Abstract: Sodium vanadium fluorophosphate (NaVPO4F), a material candidate for sodium-ion battery cathodes, was synthesized via a high-temperature solid-state reaction approach. Different amounts of carbon coating were introduced in NaVPO4F to improve its electrochemical performance. The structure and morphology of the resultant cathode materials were examined by scanning electron microscopy and X-ray diffraction. The effects of carbon coating on the electrochemical performance were evaluated by cyclic voltammetry, charge-discharge curve, cycling performance and electrochemical impedance spectroscopy. The highest capacity achieved for this material was 97.8 mAh g-1 and the best capacity retention was 89% at the 20th cycle. Results demonstrated that appropriate amount of carbon coating could effectively improve the electrochemical performance of NaVPO4F, and carbon-coated NaVPO4F could offer promising future for sodium-ion battery cathode materials.

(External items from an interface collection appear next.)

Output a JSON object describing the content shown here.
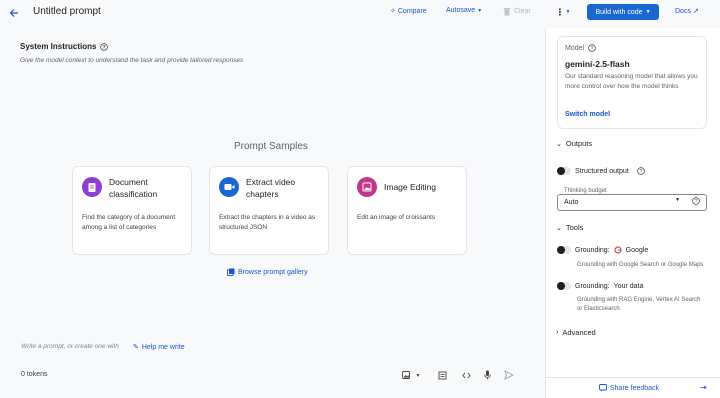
{
  "header": {
    "title": "Untitled prompt",
    "compare_label": "Compare",
    "autosave_label": "Autosave",
    "clear_label": "Clear",
    "build_label": "Build with code",
    "docs_label": "Docs"
  },
  "system": {
    "title": "System Instructions",
    "hint": "Give the model context to understand the task and provide tailored responses"
  },
  "samples": {
    "title": "Prompt Samples",
    "cards": [
      {
        "title": "Document classification",
        "desc": "Find the category of a document among a list of categories",
        "color": "#8e3ed0"
      },
      {
        "title": "Extract video chapters",
        "desc": "Extract the chapters in a video as structured JSON",
        "color": "#1a66d2"
      },
      {
        "title": "Image Editing",
        "desc": "Edit an image of croissants",
        "color": "#c2378a"
      }
    ],
    "gallery_label": "Browse prompt gallery"
  },
  "composer": {
    "placeholder": "Write a prompt, or create one with",
    "help_label": "Help me write",
    "tokens": "0 tokens"
  },
  "panel": {
    "model_label": "Model",
    "model_name": "gemini-2.5-flash",
    "model_desc": "Our standard reasoning model that allows you more control over how the model thinks",
    "switch_label": "Switch model",
    "outputs_label": "Outputs",
    "structured_label": "Structured output",
    "thinking_label": "Thinking budget",
    "thinking_value": "Auto",
    "tools_label": "Tools",
    "grounding_google_label": "Grounding:",
    "grounding_google_name": "Google",
    "grounding_google_desc": "Grounding with Google Search or Google Maps",
    "grounding_data_label": "Grounding:",
    "grounding_data_name": "Your data",
    "grounding_data_desc": "Grounding with RAG Engine, Vertex AI Search or Elasticsearch",
    "advanced_label": "Advanced",
    "share_label": "Share feedback"
  }
}
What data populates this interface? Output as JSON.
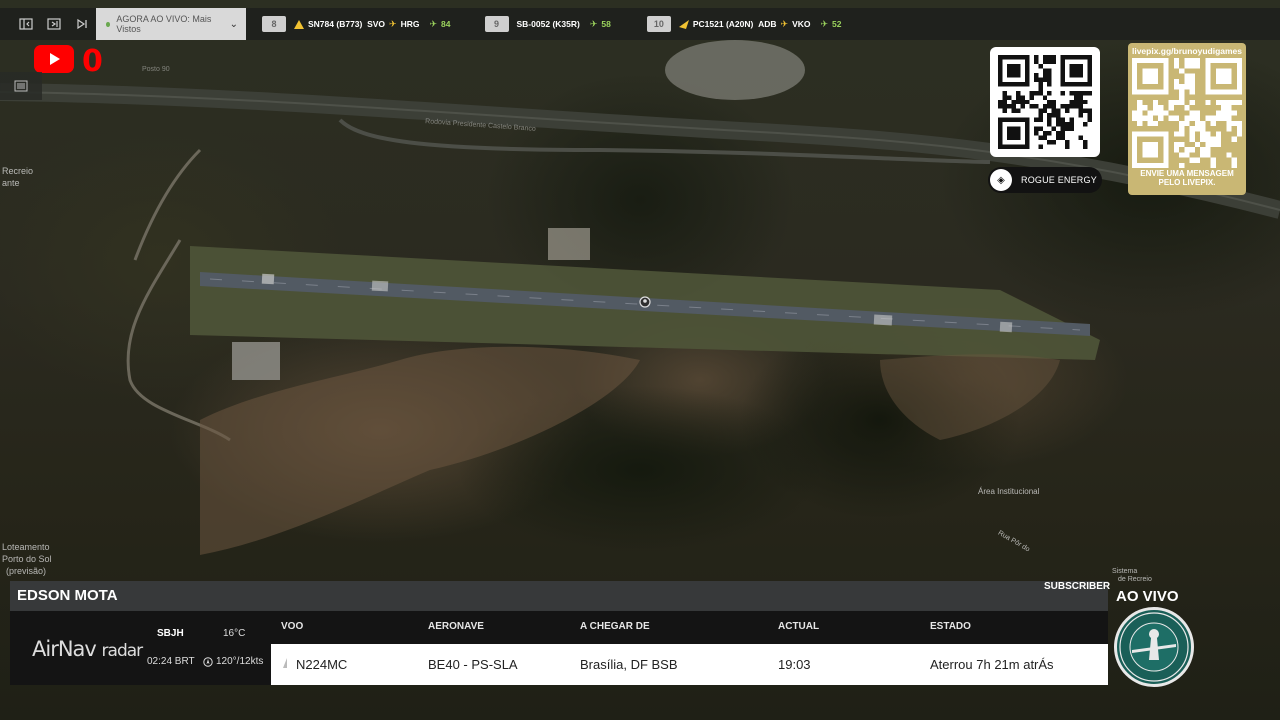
{
  "topbar": {
    "live_label": "AGORA AO VIVO: Mais Vistos",
    "flights": [
      {
        "rank": "8",
        "callsign": "SN784",
        "type": "(B773)",
        "from": "SVO",
        "to": "HRG",
        "count": "84",
        "plane_color": "#f1c232"
      },
      {
        "rank": "9",
        "callsign": "SB-0052",
        "type": "(K35R)",
        "from": "",
        "to": "",
        "count": "58",
        "plane_color": ""
      },
      {
        "rank": "10",
        "callsign": "PC1521",
        "type": "(A20N)",
        "from": "ADB",
        "to": "VKO",
        "count": "52",
        "plane_color": "#f1c232"
      }
    ]
  },
  "youtube": {
    "count": "0"
  },
  "map_labels": {
    "l1": "Recreio",
    "l2": "ante",
    "l3": "Loteamento",
    "l4": "Porto do Sol",
    "l5": "(previsão)",
    "l6": "Área Institucional",
    "l7": "Sistema",
    "l8": "de Recreio",
    "l9": "Rua Pôr do",
    "l10": "Rodovia Presidente Castelo Branco",
    "l11": "Posto 90"
  },
  "promo": {
    "rogue_label": "ROGUE ENERGY",
    "livepix_url": "livepix.gg/brunoyudigames",
    "livepix_msg_1": "ENVIE UMA MENSAGEM",
    "livepix_msg_2": "PELO LIVEPIX."
  },
  "panel": {
    "pilot_name": "EDSON MOTA",
    "subscriber": "SUBSCRIBER",
    "brand_a": "AirNav",
    "brand_b": "radar",
    "airport": "SBJH",
    "local_time": "02:24 BRT",
    "temperature": "16°C",
    "wind": "120°/12kts",
    "headers": {
      "voo": "VOO",
      "aeronave": "AERONAVE",
      "origem": "A CHEGAR DE",
      "actual": "ACTUAL",
      "estado": "ESTADO"
    },
    "row": {
      "voo": "N224MC",
      "aeronave": "BE40 - PS-SLA",
      "origem": "Brasília, DF BSB",
      "actual": "19:03",
      "estado": "Aterrou 7h 21m atrÁs"
    },
    "ao_vivo": "AO VIVO"
  }
}
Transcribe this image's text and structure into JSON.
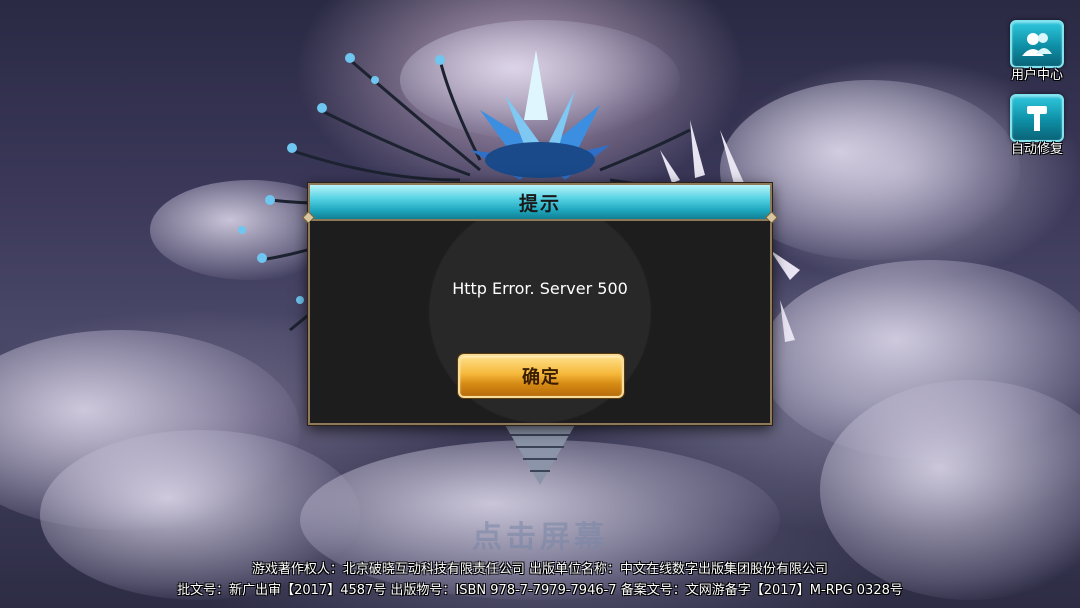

- Yao Lu, Ying Li, Shu Zhang, Guanjie Xu, Kun Fu, Hun Lee, Xiangwu Zhang (2013), Parameter study and characterization for polyacrylonitrile nanofibers fabricated via centrifugal spinning process. European Polymer Journal 49 (12), 3834-3845.
Abstract: Electrospinning is currently the most popular method for producing polymer nanofibers. However, the low production rate and safety concern limit the practical use of electrospinning as a cost-effective nanofiber fabrication approach. Herein, we present a novel and simple centrifugal spinning technology that extrudes nanofibers from polymer solutions by using a high-speed rotary and perforated spinneret. Polyacrylonitrile (PAN) nanofibers were prepared by selectively varying parameters that can affect solution intrinsic properties and operational conditions. The resultant PAN nanofibers were characterized by SEM, and XRD. The correlation between fiber morphology and processing conditions was established. Results demonstrated that the fiber morphology can be easily manipulated by controlling the spinning parameters and the centrifugal spinning process is a facile approach for fabricating polymer nanofibers in a large-scale and low-cost fashion.
What is your favorite thing about TECS / NC State? TECS department has the best faculty and staff team which definitely makes my graduate life easier. All the professors are so kind and willing to discuss and share knowledge, while the great staff team is always there to help.
Who has influenced you most during your research here and how? Prof. Xiangwu Zhang, my advisor for Master and Ph.D. study, has influenced my research most. Prof. Zhang has offered me great chance to learn and work with him, and during my five-year research, his guidance, encouragement and support help develop my research, writing and presentation skills and also help me become a confident and energetic researcher.
What do you find most exciting about your field of study? All scientific research help advance the society in one way or another. What my field of study excites me most is that the materials I made can store energy, and maybe, a lot of energy. If my fellow researchers and I can prepare materials that are capable of storing more energy, people can use cellphones or cameras with longer endurance or drive electric cars that run farther before recharging, and this can happen in very near future.